Michigan Association of Public Employees

By Jennifer Gomori, MAPE Editor

East Lansing Employees didn’t feel like they were getting their money’s worth from their former Union representation, so after hearing a rave review about Michigan Association of Public Employees (MAPE), they decided to switch representation.

“I didn’t know about MAPE until I was sitting down with Maureen Underhill from Novi (City Workers) who was in a trades association with me,” said Nathan Izydorek, East Lansing Employees Local Union President. “I was talking about changing unions and was asking if we can change. She said, ‘We have been with (MAPE) a while now and I absolutely love everything about them.’ That was pretty much what led us to choose MAPE.” 

East Lansing Employees liked the monthly flat fee MAPE offered compared to Union dues based on a percentage of each Employee’s wages through their former representation, United Auto Workers (UAW). They had been with the UAW since 1999.

“It was about half of what some of us were paying toward the UAW,” Izydorek said. “A lot of the members felt as though the dues were greater than what we were receiving, and there was a lot of feeling that the UAW wasn’t catering to us the way we wanted or needed them to. At the end of the day, we did not consider TPOAM (Technical, Professional, and Officeworkers Association) because of our experience with both (MAPE Legal Counsel) Bryan (Davis, Jr.) and (former MAPE Labor Relations Specialist) Gary McSweeney and the dues structure.”

The group voted 21-7 to join MAPE, however, the UAW fought the move in court, seeking a hearing with an Administrative Law Judge. “MAPE won the vote in May (2022), but there was a break when the UAW was contesting the Union change in court,” Izydorek said. “That’s why our negotiations were delayed.”

MAPE was certified as the exclusive representative of the approximately 49-member group. They ratified their first MAPE-represented contract Dec. 6, 2022 with 6 percent in raises over two years and a $500 Hazard Payment to each Employee upon ratification. Two additional payscale steps were added for Administrative Secretaries/Associates, allowing them to boost their wages up to 8 percent higher by cross-training for other City positions. Senior Meter Technicians also had two additional payscale steps added, allowing them the opportunity to increase their pay up to 9.8 percent, if they obtain certain licensures.

Certification Pay was enhanced by an incentive for new hires. New hires, in specific classifications with certain certifications, are now eligible to receive a $1,000 signing bonus. Existing Employees who obtain licensures and certifications will also receive annual Certification Pay ranging from $125 to $1,000 per certification or license. 

Life insurance was increased to $50,000 per Employee and they received increases in Boot Allowance and Uniform Allowance, plus the addition of a Jacket Allowance.  

“The high points of the contract are definitely the increases we were able to get for select classifications, changes to the Uniform Allowance and the Boot Allowance, and cleaning up a lot of the language,” Izydorek said. “One thing that I never really liked about the contract is a lot of the language hadn’t been updated or changed as far as being a proof compared to a final draft, where we could make it a little more readable.
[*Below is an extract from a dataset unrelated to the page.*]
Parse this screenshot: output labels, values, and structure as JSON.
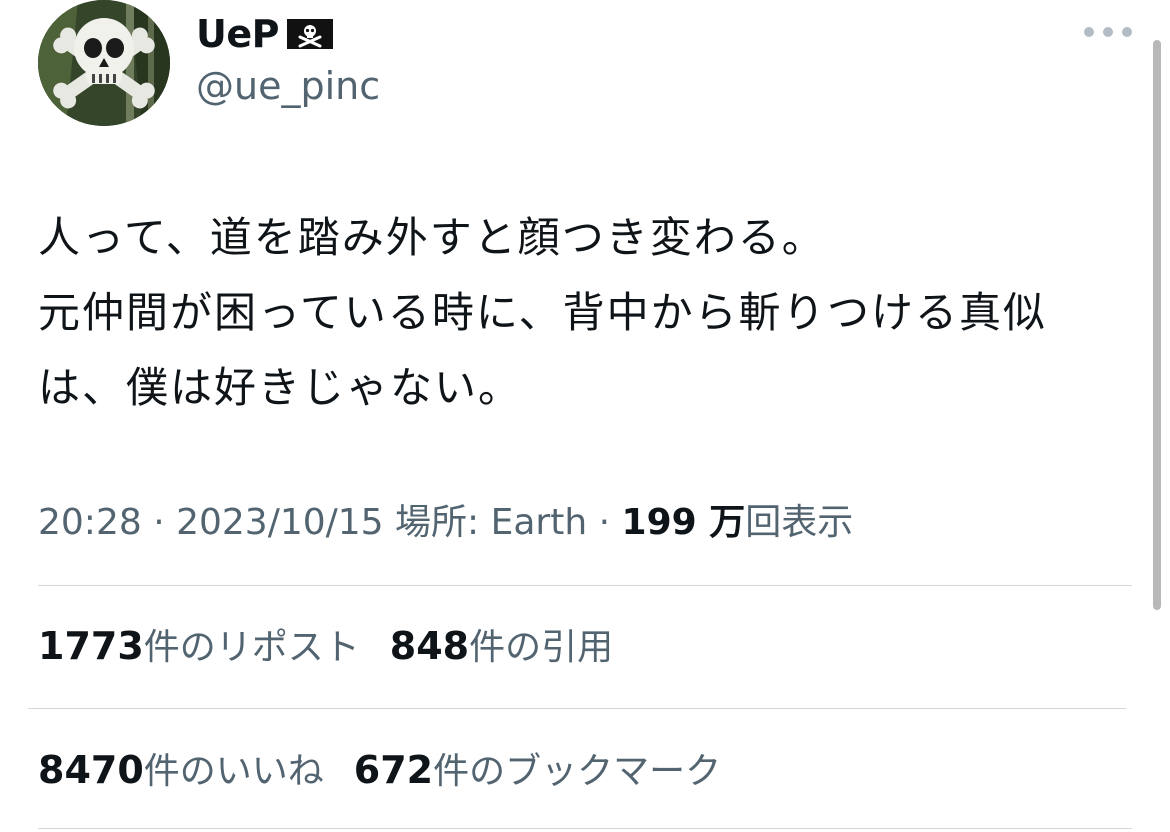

There were definitely issues in certain sections that needed to be cleared up. It was confusing. The City would say that was not the intent of the language. It should be what it says, not what was implied.”

As a newer Local Union President going through his first negotiations process, Izydorek appreciated having more assistance from MAPE than he was receiving from the group’s former representation.

“The experience has been wonderful. I’m happy to have somebody like MAPE and its representatives on my side to help me through the whole situation,” Izydorek said. “Looking back, a lot of times with the UAW it was lots of ‘Go figure it out on your own.’ As somebody like myself, who was new to being in unions and union leadership, a lot of stuff I had questions about I wasn’t getting feedback or immediate feedback. Gary, who left, and Bryan were very quick to respond to questions I have, and the answers I get are also very well thought out and detailed. They give scenarios of what can happen.”

“It’s been so much more service that we’ve received,” he said. “Then, on top of that, with Bryan’s help, veteran members said our latest contract was the most detailed and most extensive changes we’ve had since almost 25 years ago.”